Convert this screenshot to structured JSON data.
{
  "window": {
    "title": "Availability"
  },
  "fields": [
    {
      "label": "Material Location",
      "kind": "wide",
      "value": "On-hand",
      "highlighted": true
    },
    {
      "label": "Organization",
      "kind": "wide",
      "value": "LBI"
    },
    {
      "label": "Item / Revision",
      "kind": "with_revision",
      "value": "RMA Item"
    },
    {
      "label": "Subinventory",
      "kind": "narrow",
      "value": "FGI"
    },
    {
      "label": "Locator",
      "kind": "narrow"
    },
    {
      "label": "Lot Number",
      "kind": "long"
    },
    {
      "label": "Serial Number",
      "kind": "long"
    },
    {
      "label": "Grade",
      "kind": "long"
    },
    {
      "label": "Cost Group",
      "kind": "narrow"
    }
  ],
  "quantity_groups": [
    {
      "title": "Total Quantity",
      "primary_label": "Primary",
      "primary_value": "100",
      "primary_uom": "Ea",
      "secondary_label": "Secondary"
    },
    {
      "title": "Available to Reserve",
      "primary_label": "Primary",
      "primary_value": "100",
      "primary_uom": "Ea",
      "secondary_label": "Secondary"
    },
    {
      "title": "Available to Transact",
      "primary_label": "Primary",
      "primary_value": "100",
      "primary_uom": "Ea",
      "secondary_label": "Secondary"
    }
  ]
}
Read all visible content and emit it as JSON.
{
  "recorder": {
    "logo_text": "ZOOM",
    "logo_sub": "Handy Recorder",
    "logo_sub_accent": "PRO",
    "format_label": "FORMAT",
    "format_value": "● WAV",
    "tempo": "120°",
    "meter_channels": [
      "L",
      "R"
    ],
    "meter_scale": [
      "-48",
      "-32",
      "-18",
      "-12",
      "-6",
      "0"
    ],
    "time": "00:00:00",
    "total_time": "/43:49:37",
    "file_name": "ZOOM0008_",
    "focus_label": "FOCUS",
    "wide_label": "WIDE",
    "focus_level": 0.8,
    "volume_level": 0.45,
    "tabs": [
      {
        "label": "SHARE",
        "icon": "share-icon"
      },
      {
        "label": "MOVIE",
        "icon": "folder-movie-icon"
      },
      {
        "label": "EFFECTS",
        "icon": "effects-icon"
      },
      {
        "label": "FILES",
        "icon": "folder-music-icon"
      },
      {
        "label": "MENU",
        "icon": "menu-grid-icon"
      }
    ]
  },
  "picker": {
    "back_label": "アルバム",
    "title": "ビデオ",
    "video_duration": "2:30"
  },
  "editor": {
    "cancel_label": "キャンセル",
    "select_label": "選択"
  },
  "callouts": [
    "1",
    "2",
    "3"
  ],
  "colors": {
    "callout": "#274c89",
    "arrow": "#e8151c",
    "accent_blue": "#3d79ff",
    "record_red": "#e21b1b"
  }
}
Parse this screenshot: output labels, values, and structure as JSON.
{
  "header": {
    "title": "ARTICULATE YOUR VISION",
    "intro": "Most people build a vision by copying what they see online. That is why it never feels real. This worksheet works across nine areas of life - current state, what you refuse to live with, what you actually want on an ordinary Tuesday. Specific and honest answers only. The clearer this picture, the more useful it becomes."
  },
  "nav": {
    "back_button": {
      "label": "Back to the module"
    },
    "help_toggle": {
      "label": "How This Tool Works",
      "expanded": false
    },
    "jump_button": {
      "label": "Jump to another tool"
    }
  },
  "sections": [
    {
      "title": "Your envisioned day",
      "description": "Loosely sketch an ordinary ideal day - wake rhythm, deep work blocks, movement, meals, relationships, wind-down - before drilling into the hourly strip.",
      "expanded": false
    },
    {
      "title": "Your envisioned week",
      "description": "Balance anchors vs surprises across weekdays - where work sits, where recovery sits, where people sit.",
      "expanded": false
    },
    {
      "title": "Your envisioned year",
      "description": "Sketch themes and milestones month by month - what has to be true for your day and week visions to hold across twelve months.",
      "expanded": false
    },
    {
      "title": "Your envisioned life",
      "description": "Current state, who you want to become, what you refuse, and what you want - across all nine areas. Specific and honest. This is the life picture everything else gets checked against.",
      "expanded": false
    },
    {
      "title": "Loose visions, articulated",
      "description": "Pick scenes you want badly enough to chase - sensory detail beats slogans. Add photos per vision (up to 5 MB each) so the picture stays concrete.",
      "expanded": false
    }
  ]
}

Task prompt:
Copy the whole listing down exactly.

Expected output:
Convert this screenshot to structured JSON data.
{
  "window": {
    "title": "Availability"
  },
  "fields": [
    {
      "label": "Material Location",
      "kind": "wide",
      "value": "On-hand",
      "highlighted": true
    },
    {
      "label": "Organization",
      "kind": "wide",
      "value": "LBI"
    },
    {
      "label": "Item / Revision",
      "kind": "with_revision",
      "value": "RMA Item"
    },
    {
      "label": "Subinventory",
      "kind": "narrow",
      "value": "FGI"
    },
    {
      "label": "Locator",
      "kind": "narrow"
    },
    {
      "label": "Lot Number",
      "kind": "long"
    },
    {
      "label": "Serial Number",
      "kind": "long"
    },
    {
      "label": "Grade",
      "kind": "long"
    },
    {
      "label": "Cost Group",
      "kind": "narrow"
    }
  ],
  "quantity_groups": [
    {
      "title": "Total Quantity",
      "primary_label": "Primary",
      "primary_value": "100",
      "primary_uom": "Ea",
      "secondary_label": "Secondary"
    },
    {
      "title": "Available to Reserve",
      "primary_label": "Primary",
      "primary_value": "100",
      "primary_uom": "Ea",
      "secondary_label": "Secondary"
    },
    {
      "title": "Available to Transact",
      "primary_label": "Primary",
      "primary_value": "100",
      "primary_uom": "Ea",
      "secondary_label": "Secondary"
    }
  ]
}
Read all visible content and emit it as JSON.
{
  "recorder": {
    "logo_text": "ZOOM",
    "logo_sub": "Handy Recorder",
    "logo_sub_accent": "PRO",
    "format_label": "FORMAT",
    "format_value": "● WAV",
    "tempo": "120°",
    "meter_channels": [
      "L",
      "R"
    ],
    "meter_scale": [
      "-48",
      "-32",
      "-18",
      "-12",
      "-6",
      "0"
    ],
    "time": "00:00:00",
    "total_time": "/43:49:37",
    "file_name": "ZOOM0008_",
    "focus_label": "FOCUS",
    "wide_label": "WIDE",
    "focus_level": 0.8,
    "volume_level": 0.45,
    "tabs": [
      {
        "label": "SHARE",
        "icon": "share-icon"
      },
      {
        "label": "MOVIE",
        "icon": "folder-movie-icon"
      },
      {
        "label": "EFFECTS",
        "icon": "effects-icon"
      },
      {
        "label": "FILES",
        "icon": "folder-music-icon"
      },
      {
        "label": "MENU",
        "icon": "menu-grid-icon"
      }
    ]
  },
  "picker": {
    "back_label": "アルバム",
    "title": "ビデオ",
    "video_duration": "2:30"
  },
  "editor": {
    "cancel_label": "キャンセル",
    "select_label": "選択"
  },
  "callouts": [
    "1",
    "2",
    "3"
  ],
  "colors": {
    "callout": "#274c89",
    "arrow": "#e8151c",
    "accent_blue": "#3d79ff",
    "record_red": "#e21b1b"
  }
}
Parse this screenshot: output labels, values, and structure as JSON.
{
  "header": {
    "title": "ARTICULATE YOUR VISION",
    "intro": "Most people build a vision by copying what they see online. That is why it never feels real. This worksheet works across nine areas of life - current state, what you refuse to live with, what you actually want on an ordinary Tuesday. Specific and honest answers only. The clearer this picture, the more useful it becomes."
  },
  "nav": {
    "back_button": {
      "label": "Back to the module"
    },
    "help_toggle": {
      "label": "How This Tool Works",
      "expanded": false
    },
    "jump_button": {
      "label": "Jump to another tool"
    }
  },
  "sections": [
    {
      "title": "Your envisioned day",
      "description": "Loosely sketch an ordinary ideal day - wake rhythm, deep work blocks, movement, meals, relationships, wind-down - before drilling into the hourly strip.",
      "expanded": false
    },
    {
      "title": "Your envisioned week",
      "description": "Balance anchors vs surprises across weekdays - where work sits, where recovery sits, where people sit.",
      "expanded": false
    },
    {
      "title": "Your envisioned year",
      "description": "Sketch themes and milestones month by month - what has to be true for your day and week visions to hold across twelve months.",
      "expanded": false
    },
    {
      "title": "Your envisioned life",
      "description": "Current state, who you want to become, what you refuse, and what you want - across all nine areas. Specific and honest. This is the life picture everything else gets checked against.",
      "expanded": false
    },
    {
      "title": "Loose visions, articulated",
      "description": "Pick scenes you want badly enough to chase - sensory detail beats slogans. Add photos per vision (up to 5 MB each) so the picture stays concrete.",
      "expanded": false
    }
  ]
}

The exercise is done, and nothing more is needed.